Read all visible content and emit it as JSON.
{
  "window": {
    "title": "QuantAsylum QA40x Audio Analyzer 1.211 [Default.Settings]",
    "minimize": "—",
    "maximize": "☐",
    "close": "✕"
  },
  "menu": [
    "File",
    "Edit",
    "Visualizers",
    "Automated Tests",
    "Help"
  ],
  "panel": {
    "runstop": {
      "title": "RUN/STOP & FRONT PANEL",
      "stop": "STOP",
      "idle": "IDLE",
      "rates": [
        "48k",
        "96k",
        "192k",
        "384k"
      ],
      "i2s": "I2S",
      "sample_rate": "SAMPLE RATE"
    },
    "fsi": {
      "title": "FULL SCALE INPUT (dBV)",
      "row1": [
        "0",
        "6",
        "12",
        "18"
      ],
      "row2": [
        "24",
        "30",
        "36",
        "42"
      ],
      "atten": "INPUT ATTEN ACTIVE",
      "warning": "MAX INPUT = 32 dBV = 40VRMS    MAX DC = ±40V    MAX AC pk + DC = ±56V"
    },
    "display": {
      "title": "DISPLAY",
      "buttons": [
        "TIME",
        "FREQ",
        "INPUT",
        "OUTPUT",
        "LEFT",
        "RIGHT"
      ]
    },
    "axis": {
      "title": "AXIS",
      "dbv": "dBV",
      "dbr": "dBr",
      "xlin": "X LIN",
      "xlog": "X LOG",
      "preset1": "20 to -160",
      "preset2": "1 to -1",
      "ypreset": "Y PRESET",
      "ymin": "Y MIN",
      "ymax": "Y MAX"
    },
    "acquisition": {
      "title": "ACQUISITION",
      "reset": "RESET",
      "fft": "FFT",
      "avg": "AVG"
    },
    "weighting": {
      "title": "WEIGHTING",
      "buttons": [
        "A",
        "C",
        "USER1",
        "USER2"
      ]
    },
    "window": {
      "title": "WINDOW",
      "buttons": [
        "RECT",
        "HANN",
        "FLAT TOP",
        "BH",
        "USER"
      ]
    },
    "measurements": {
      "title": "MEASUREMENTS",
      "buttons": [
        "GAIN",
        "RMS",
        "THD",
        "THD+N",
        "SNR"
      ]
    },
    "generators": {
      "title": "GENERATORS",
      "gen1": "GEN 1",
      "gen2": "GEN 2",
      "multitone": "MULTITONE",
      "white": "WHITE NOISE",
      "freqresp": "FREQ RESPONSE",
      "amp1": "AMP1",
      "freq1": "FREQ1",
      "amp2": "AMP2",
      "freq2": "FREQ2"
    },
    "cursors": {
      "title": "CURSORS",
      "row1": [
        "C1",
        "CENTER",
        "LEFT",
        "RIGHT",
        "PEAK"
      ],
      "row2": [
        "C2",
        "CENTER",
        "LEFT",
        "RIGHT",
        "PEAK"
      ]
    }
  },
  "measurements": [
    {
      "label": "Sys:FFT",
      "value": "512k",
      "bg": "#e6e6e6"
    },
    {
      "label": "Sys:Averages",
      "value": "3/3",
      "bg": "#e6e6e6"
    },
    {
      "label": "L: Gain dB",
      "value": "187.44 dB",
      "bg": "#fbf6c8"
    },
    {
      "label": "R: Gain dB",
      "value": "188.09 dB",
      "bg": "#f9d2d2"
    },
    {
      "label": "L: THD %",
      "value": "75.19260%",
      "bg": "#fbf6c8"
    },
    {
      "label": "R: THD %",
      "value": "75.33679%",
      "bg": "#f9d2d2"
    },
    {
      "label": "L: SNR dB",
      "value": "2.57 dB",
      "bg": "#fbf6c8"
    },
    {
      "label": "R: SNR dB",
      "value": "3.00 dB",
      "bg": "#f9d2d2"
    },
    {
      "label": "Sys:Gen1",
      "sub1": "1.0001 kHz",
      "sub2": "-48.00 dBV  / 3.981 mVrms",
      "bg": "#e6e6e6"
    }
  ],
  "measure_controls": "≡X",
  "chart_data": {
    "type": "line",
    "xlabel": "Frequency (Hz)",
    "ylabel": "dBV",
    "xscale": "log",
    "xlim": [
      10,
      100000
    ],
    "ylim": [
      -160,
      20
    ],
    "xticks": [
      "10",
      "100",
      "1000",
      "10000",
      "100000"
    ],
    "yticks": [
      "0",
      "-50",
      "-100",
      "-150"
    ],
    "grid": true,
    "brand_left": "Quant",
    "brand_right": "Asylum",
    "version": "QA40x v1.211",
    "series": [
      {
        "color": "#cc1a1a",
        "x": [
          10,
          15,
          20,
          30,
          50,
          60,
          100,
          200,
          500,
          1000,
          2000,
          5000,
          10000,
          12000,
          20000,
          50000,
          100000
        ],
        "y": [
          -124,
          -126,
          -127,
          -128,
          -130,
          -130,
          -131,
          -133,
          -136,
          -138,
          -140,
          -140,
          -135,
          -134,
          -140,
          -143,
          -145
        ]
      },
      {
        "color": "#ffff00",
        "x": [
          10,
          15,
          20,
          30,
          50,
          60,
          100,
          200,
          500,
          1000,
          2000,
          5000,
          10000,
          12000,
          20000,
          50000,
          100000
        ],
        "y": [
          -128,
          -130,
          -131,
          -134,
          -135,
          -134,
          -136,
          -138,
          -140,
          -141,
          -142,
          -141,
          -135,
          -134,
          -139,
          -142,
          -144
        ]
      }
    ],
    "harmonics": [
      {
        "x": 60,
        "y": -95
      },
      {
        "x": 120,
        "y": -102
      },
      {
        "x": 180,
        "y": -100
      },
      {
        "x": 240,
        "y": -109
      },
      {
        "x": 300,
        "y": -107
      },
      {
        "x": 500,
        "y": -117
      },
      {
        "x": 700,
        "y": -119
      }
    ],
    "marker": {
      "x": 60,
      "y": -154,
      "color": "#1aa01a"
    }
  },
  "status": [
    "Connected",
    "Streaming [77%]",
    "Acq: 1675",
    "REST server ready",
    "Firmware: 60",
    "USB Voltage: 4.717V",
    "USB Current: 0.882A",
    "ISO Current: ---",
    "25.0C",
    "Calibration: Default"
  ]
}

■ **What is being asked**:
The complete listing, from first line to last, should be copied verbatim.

■ **Answer to the exercise**:
Read all visible content and emit it as JSON.
{
  "window": {
    "title": "QuantAsylum QA40x Audio Analyzer 1.211 [Default.Settings]",
    "minimize": "—",
    "maximize": "☐",
    "close": "✕"
  },
  "menu": [
    "File",
    "Edit",
    "Visualizers",
    "Automated Tests",
    "Help"
  ],
  "panel": {
    "runstop": {
      "title": "RUN/STOP & FRONT PANEL",
      "stop": "STOP",
      "idle": "IDLE",
      "rates": [
        "48k",
        "96k",
        "192k",
        "384k"
      ],
      "i2s": "I2S",
      "sample_rate": "SAMPLE RATE"
    },
    "fsi": {
      "title": "FULL SCALE INPUT (dBV)",
      "row1": [
        "0",
        "6",
        "12",
        "18"
      ],
      "row2": [
        "24",
        "30",
        "36",
        "42"
      ],
      "atten": "INPUT ATTEN ACTIVE",
      "warning": "MAX INPUT = 32 dBV = 40VRMS    MAX DC = ±40V    MAX AC pk + DC = ±56V"
    },
    "display": {
      "title": "DISPLAY",
      "buttons": [
        "TIME",
        "FREQ",
        "INPUT",
        "OUTPUT",
        "LEFT",
        "RIGHT"
      ]
    },
    "axis": {
      "title": "AXIS",
      "dbv": "dBV",
      "dbr": "dBr",
      "xlin": "X LIN",
      "xlog": "X LOG",
      "preset1": "20 to -160",
      "preset2": "1 to -1",
      "ypreset": "Y PRESET",
      "ymin": "Y MIN",
      "ymax": "Y MAX"
    },
    "acquisition": {
      "title": "ACQUISITION",
      "reset": "RESET",
      "fft": "FFT",
      "avg": "AVG"
    },
    "weighting": {
      "title": "WEIGHTING",
      "buttons": [
        "A",
        "C",
        "USER1",
        "USER2"
      ]
    },
    "window": {
      "title": "WINDOW",
      "buttons": [
        "RECT",
        "HANN",
        "FLAT TOP",
        "BH",
        "USER"
      ]
    },
    "measurements": {
      "title": "MEASUREMENTS",
      "buttons": [
        "GAIN",
        "RMS",
        "THD",
        "THD+N",
        "SNR"
      ]
    },
    "generators": {
      "title": "GENERATORS",
      "gen1": "GEN 1",
      "gen2": "GEN 2",
      "multitone": "MULTITONE",
      "white": "WHITE NOISE",
      "freqresp": "FREQ RESPONSE",
      "amp1": "AMP1",
      "freq1": "FREQ1",
      "amp2": "AMP2",
      "freq2": "FREQ2"
    },
    "cursors": {
      "title": "CURSORS",
      "row1": [
        "C1",
        "CENTER",
        "LEFT",
        "RIGHT",
        "PEAK"
      ],
      "row2": [
        "C2",
        "CENTER",
        "LEFT",
        "RIGHT",
        "PEAK"
      ]
    }
  },
  "measurements": [
    {
      "label": "Sys:FFT",
      "value": "512k",
      "bg": "#e6e6e6"
    },
    {
      "label": "Sys:Averages",
      "value": "3/3",
      "bg": "#e6e6e6"
    },
    {
      "label": "L: Gain dB",
      "value": "187.44 dB",
      "bg": "#fbf6c8"
    },
    {
      "label": "R: Gain dB",
      "value": "188.09 dB",
      "bg": "#f9d2d2"
    },
    {
      "label": "L: THD %",
      "value": "75.19260%",
      "bg": "#fbf6c8"
    },
    {
      "label": "R: THD %",
      "value": "75.33679%",
      "bg": "#f9d2d2"
    },
    {
      "label": "L: SNR dB",
      "value": "2.57 dB",
      "bg": "#fbf6c8"
    },
    {
      "label": "R: SNR dB",
      "value": "3.00 dB",
      "bg": "#f9d2d2"
    },
    {
      "label": "Sys:Gen1",
      "sub1": "1.0001 kHz",
      "sub2": "-48.00 dBV  / 3.981 mVrms",
      "bg": "#e6e6e6"
    }
  ],
  "measure_controls": "≡X",
  "chart_data": {
    "type": "line",
    "xlabel": "Frequency (Hz)",
    "ylabel": "dBV",
    "xscale": "log",
    "xlim": [
      10,
      100000
    ],
    "ylim": [
      -160,
      20
    ],
    "xticks": [
      "10",
      "100",
      "1000",
      "10000",
      "100000"
    ],
    "yticks": [
      "0",
      "-50",
      "-100",
      "-150"
    ],
    "grid": true,
    "brand_left": "Quant",
    "brand_right": "Asylum",
    "version": "QA40x v1.211",
    "series": [
      {
        "color": "#cc1a1a",
        "x": [
          10,
          15,
          20,
          30,
          50,
          60,
          100,
          200,
          500,
          1000,
          2000,
          5000,
          10000,
          12000,
          20000,
          50000,
          100000
        ],
        "y": [
          -124,
          -126,
          -127,
          -128,
          -130,
          -130,
          -131,
          -133,
          -136,
          -138,
          -140,
          -140,
          -135,
          -134,
          -140,
          -143,
          -145
        ]
      },
      {
        "color": "#ffff00",
        "x": [
          10,
          15,
          20,
          30,
          50,
          60,
          100,
          200,
          500,
          1000,
          2000,
          5000,
          10000,
          12000,
          20000,
          50000,
          100000
        ],
        "y": [
          -128,
          -130,
          -131,
          -134,
          -135,
          -134,
          -136,
          -138,
          -140,
          -141,
          -142,
          -141,
          -135,
          -134,
          -139,
          -142,
          -144
        ]
      }
    ],
    "harmonics": [
      {
        "x": 60,
        "y": -95
      },
      {
        "x": 120,
        "y": -102
      },
      {
        "x": 180,
        "y": -100
      },
      {
        "x": 240,
        "y": -109
      },
      {
        "x": 300,
        "y": -107
      },
      {
        "x": 500,
        "y": -117
      },
      {
        "x": 700,
        "y": -119
      }
    ],
    "marker": {
      "x": 60,
      "y": -154,
      "color": "#1aa01a"
    }
  },
  "status": [
    "Connected",
    "Streaming [77%]",
    "Acq: 1675",
    "REST server ready",
    "Firmware: 60",
    "USB Voltage: 4.717V",
    "USB Current: 0.882A",
    "ISO Current: ---",
    "25.0C",
    "Calibration: Default"
  ]
}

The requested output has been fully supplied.